- When most people begin using strategic thinking to solve a problem or plan a way to meet an objective, they often make the mistake of jumping the gun and trying immediately to figure out how to accomplish it. Instead of asking how, they should first ask why. If you jump right into problem solving mode, how are you going to know all of the issues.
- Asking why helps you to think about all the reasons for decisions.
- William Feather, author of The Business of Life, said, “Before it can be solved, a problem must be clearly defined.” Too many people rush to solutions, and as a result they end up solving the wrong problem.
- “Nothing is so embarrassing as watching someone do something that you said could not be done.” ~Sam Ewing
- Nobody goes looking for a lost cause. You invest yourself in what you believe can succeed.
- Denis Waitly, author of The Psychology of Winning, says, “The winners in life think constantly in terms of ‘I can, I will and I am.’ Losers, on the other hand, concentrate their waking thoughts on what they should have done, or what they don’t do.”
- If you want to achieve something, give yourself permission to believe it is possible—no matter what experts might say.
- People often forget that you can’t improve and still stay the same. Growth means change. Change requires challenging the status quo. If you want greater possibilities, you can’t settle for what you have now.
- “Some men see things as they are and say, ‘Why?’ I dream of things that never were and say, ‘Why not?’”
- “To doubt everything or to believe everything are two equally convenient solutions; both dispense with the necessity of reflection.” ~Jules Henri Poincare
- The pace of our society does not encourage reflective thinking. Most people would rather act than think.
- Children don’t naturally grasp the value (or cost) of an experience unless prompted. They take things for granted.
- Reflective thinking enables you to distance yourself from the intense emotions of particularly good or bad experiences and see them with fresh eyes. You can see the thrills of the past in the light of emotional maturity and examine tragedies in the light of truth and logic. That process can help a person to stop carrying around a bunch of negative emotional baggage.
- Reflective thinking encourages us to go back and spend time pondering what we have done and what we have seen.

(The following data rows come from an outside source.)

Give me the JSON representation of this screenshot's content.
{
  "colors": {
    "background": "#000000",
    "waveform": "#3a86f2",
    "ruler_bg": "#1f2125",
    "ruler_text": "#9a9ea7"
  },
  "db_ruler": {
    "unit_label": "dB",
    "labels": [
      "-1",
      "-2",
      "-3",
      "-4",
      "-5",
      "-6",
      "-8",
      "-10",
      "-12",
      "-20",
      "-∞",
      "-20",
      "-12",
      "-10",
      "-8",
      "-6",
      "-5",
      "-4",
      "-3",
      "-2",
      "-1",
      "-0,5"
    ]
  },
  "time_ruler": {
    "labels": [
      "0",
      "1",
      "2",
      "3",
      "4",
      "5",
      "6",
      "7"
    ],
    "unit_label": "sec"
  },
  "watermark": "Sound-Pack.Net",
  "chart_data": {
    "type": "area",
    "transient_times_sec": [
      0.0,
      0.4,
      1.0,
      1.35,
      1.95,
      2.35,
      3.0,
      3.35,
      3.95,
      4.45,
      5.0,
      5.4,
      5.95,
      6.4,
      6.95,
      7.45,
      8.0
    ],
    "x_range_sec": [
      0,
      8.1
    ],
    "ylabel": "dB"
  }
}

- Experience alone does not add value to a life. It’s not necessarily experience that is valuable; it’s the insight people gain because of their experience. Reflective thinking turns experience into insight.

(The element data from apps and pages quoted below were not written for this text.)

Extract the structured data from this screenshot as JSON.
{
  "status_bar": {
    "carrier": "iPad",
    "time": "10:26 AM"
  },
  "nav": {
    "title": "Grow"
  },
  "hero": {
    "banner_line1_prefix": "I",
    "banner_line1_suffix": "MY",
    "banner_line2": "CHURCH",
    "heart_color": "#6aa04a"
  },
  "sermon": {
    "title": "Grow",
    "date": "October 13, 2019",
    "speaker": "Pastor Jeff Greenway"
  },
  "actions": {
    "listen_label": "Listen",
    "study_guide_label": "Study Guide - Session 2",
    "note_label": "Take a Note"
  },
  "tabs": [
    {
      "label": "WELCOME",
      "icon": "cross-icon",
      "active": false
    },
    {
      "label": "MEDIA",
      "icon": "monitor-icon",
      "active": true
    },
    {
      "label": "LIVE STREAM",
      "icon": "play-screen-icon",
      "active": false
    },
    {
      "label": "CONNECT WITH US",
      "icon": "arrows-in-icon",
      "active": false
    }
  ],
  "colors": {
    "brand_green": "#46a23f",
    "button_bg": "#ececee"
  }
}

- Mark Twain said, “We should be careful to get out of an experience all the wisdom that is in it—not like the cat that sits down on a hot stove lid. She will never sit down on a hot stove lid again—and that is well; but also she will never sit down on a cold one anymore.”
- Some of the most valuable thoughts you’ve ever had may have been lost because you didn’t give yourself the reflection time you needed.
- The difficulty lies not so much in developing new ideas as in escaping from the old ones. Going against popular thinking can be difficult.
- We must always remember there is a huge different between acceptance and intelligence.
- If you want to succeed, you need to think about what’s best, not what’s popular.
- The greatest enemy to tomorrow’s success is sometimes todays success.
- “He that is taught only by himself has a fool for a master.” ~Ben Jonson
- If I Value People
I want to spend time with them
I listen to them
I want to help them
I am influenced by them
I respect them
If I Don’t Value People
I don’t want to be around them
I neglect to listen
I don’t offer them help
I ignore them
I am indifferent
- In 1904, Bessie Anderson Stanley wrote the following definition of success in Brown Book magazine:
He has achieved success who has lived well, laughed often and loved much; who has enjoyed the trust of pure women, the respect of intelligent men and the love of little children, who has filled his niche and accomplished his task; who has left the world better than he found it, whether by an improved poppy, a perfect poem, or a rescued soul; who has never lacked appreciation of earth’s beauty or failed to express it, who has always looked for the best in others and given them the best he had, whose life was an inspiration, whose memory a benediction.
- Everything begins with a thought. “Life consists of what a man is thinking about all day.” ~Ralph Waldo Emerson
Reblogged this on Kenneth Fetterman and commented:
Some practical thoughts may be gleaned via this post.